I dream of being able to have Montessori Schools in our farms for the Children of our workers.
I dream of opening again the free medical clinics for our workers and the communities nearby our coffee farms (we also had to close these because of the crisis).
I dream to give our workers healthy, delicious and varied food, we use to do it, and it was worth it but had to stop it.
I dream to attend my coffee trips together with my wife and/or my children, so they can get to know the wonderful people at the other side of the coffee world, so they are able to see how all our effort is being noticed and considered and what matters not just the quality of our coffee.
I dream that DRWakefield keeps growing so we can sell more coffee to them.
I dream of a day when no matter how the price NYBT market is, it is not going to affect in any way all our projects our commitments and the work in our farm.
I dream of having comfortable infrastructure for all our workers.
I dream of not having violence of any kind, specially the one we suffered by the gangs, that´s why it´s important to have the Montessori schools (to promote good values) and work as much as we can so we can pay well all year long.
At last, but not least, I dream of having a family vacation not caring about any long term loan or any other problem, enjoying life at it is together with my wife and children.

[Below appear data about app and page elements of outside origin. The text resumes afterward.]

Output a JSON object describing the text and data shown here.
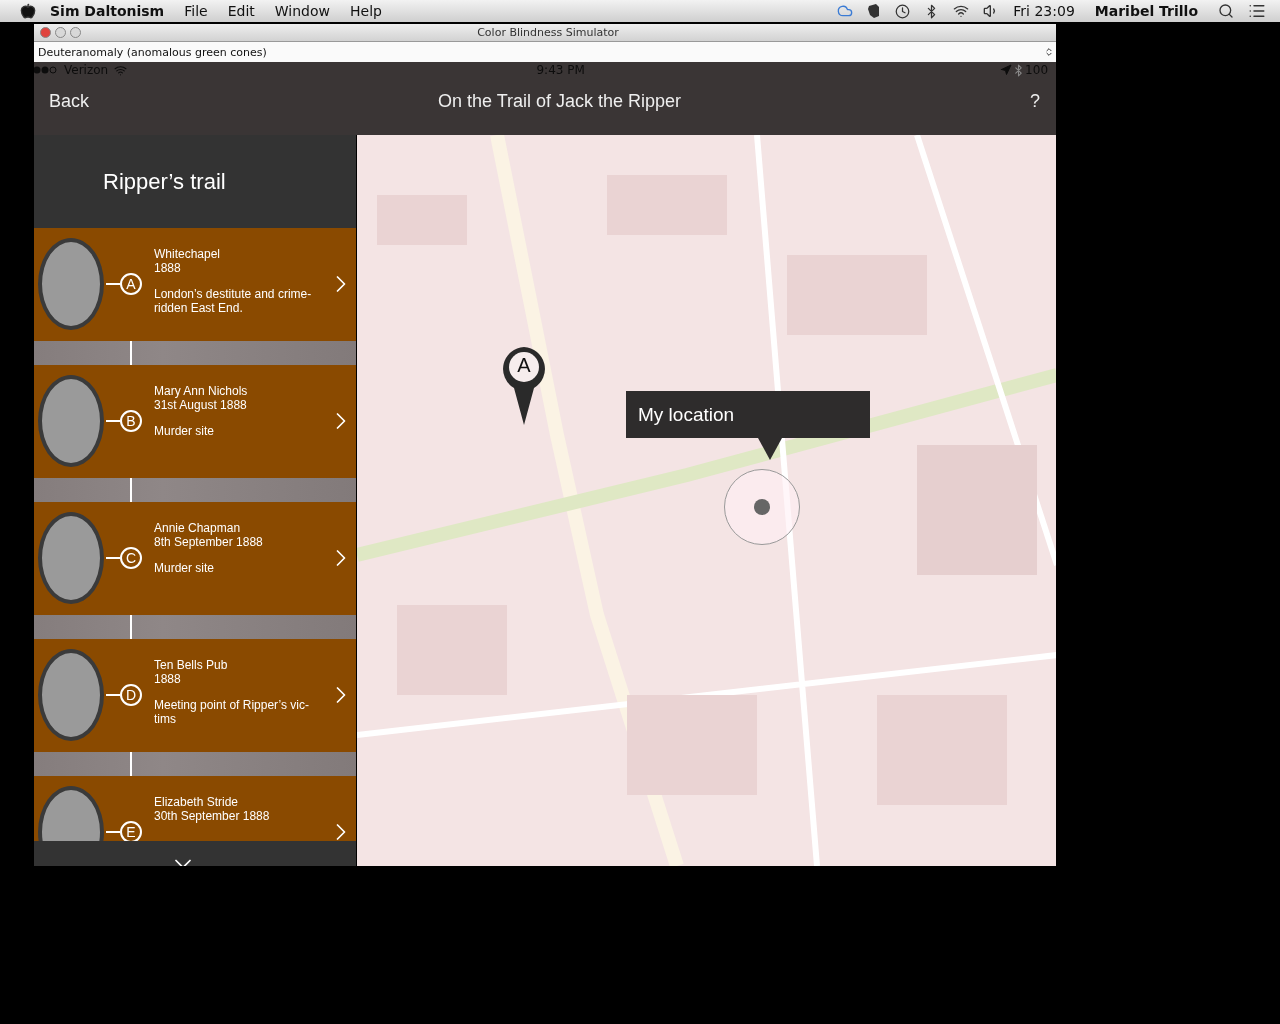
{
  "menubar": {
    "app": "Sim Daltonism",
    "menus": [
      "File",
      "Edit",
      "Window",
      "Help"
    ],
    "clock": "Fri 23:09",
    "user": "Maribel Trillo"
  },
  "window": {
    "title": "Color Blindness Simulator",
    "mode": "Deuteranomaly (anomalous green cones)"
  },
  "status_bar": {
    "carrier": "Verizon",
    "time": "9:43 PM",
    "battery": "100"
  },
  "nav": {
    "back": "Back",
    "title": "On the Trail of Jack the Ripper",
    "help": "?"
  },
  "sidebar": {
    "title": "Ripper’s trail",
    "items": [
      {
        "marker": "A",
        "title": "Whitechapel",
        "date": "1888",
        "description": "London’s destitute and crime-ridden East End."
      },
      {
        "marker": "B",
        "title": "Mary Ann Nichols",
        "date": "31st August 1888",
        "description": "Murder site"
      },
      {
        "marker": "C",
        "title": "Annie Chapman",
        "date": "8th September 1888",
        "description": "Murder site"
      },
      {
        "marker": "D",
        "title": "Ten Bells Pub",
        "date": "1888",
        "description": "Meeting point of Ripper’s vic-tims"
      },
      {
        "marker": "E",
        "title": "Elizabeth Stride",
        "date": "30th September 1888"
      }
    ]
  },
  "map": {
    "pin": "A",
    "callout": "My location"
  }
}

Do you get on well as brothers? What is your relationship like?
Thanks god we get along well, otherwise think all we have been through with someone you are not comfortable with. Far away from that we always talk about the things we should do in our farms, or how to improve the wet mill or the dry mill, how we like or dislike a roast profile, whenever we get together we always will end up talking about coffee, even if we have spent all day long at the office, at the farm or at the coffee mill.
With my brothers, we often remember our parent’s advise which is always very useful. My brothers and I have spent a lot of time together with friends and family and because of that we have a bond that has been strengthened with the passage of time.

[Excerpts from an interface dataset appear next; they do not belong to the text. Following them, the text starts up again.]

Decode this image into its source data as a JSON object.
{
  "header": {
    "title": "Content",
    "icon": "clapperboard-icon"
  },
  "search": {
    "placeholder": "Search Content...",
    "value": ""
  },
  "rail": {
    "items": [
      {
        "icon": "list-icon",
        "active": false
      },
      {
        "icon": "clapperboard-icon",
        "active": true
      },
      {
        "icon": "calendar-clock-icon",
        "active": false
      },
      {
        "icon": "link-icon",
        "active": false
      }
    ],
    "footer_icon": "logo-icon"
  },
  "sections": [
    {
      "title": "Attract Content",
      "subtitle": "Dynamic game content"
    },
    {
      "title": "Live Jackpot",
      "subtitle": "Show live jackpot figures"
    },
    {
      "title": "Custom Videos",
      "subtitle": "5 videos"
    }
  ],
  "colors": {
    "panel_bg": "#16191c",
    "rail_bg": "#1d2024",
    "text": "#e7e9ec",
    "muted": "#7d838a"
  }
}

Of course, we have had differences and argued because we do not always see things the same way, but we respect each other’s point of view, and we even support it.
What do you enjoy about farming?
Everything you do at the farm, at the coffee mill and at the roaster, will affect the cup, and you have to keep that in mind so you can get along with the trends of the market. Whether you choose to plant a native variety of coffee, in our case like the Pacas or Bourbon or a boutique one like the Pacamara, or whether you choose to keep working shade grown rather than open shade coffee plantation will affect who you will sell the coffee to. I really enjoy seeing how having a passion for coffee is playing a fundamental role at origin and at its final destination.
It feels so good to remember that the work developed at the farms is directly helping many people in different ways, as an income for many families, as an environmental support, keeping the wild life safe (both flora and fauna), keeping springs clean and alive, producing oxygen, preserving the micro climate and if at the end of the day you blend all these together and get feedback from your customer letting you know they really enjoy the coffee, trust me you won’t get any sweeter words than those ones.
I also enjoy seeing how broad the coffee world is at every stage you look at it, even at origin and of course other coffee producer countries, I always like to visit other friend’s farms, coffee mills, cupping labs, roasters, you won’t find two that are similar, there is always something you can learn in coffee.
Since I enjoy my work and I get along pretty good with my brothers, it feels like spending quality time with them, if there is a problem we face it altogether as a challenge and on the other hand good news is always welcome as a gift.
Working with my family also makes it feel warm and cozy, knowing you are part of a company that has lasted for more than 140 years is a privilege and a big responsibility.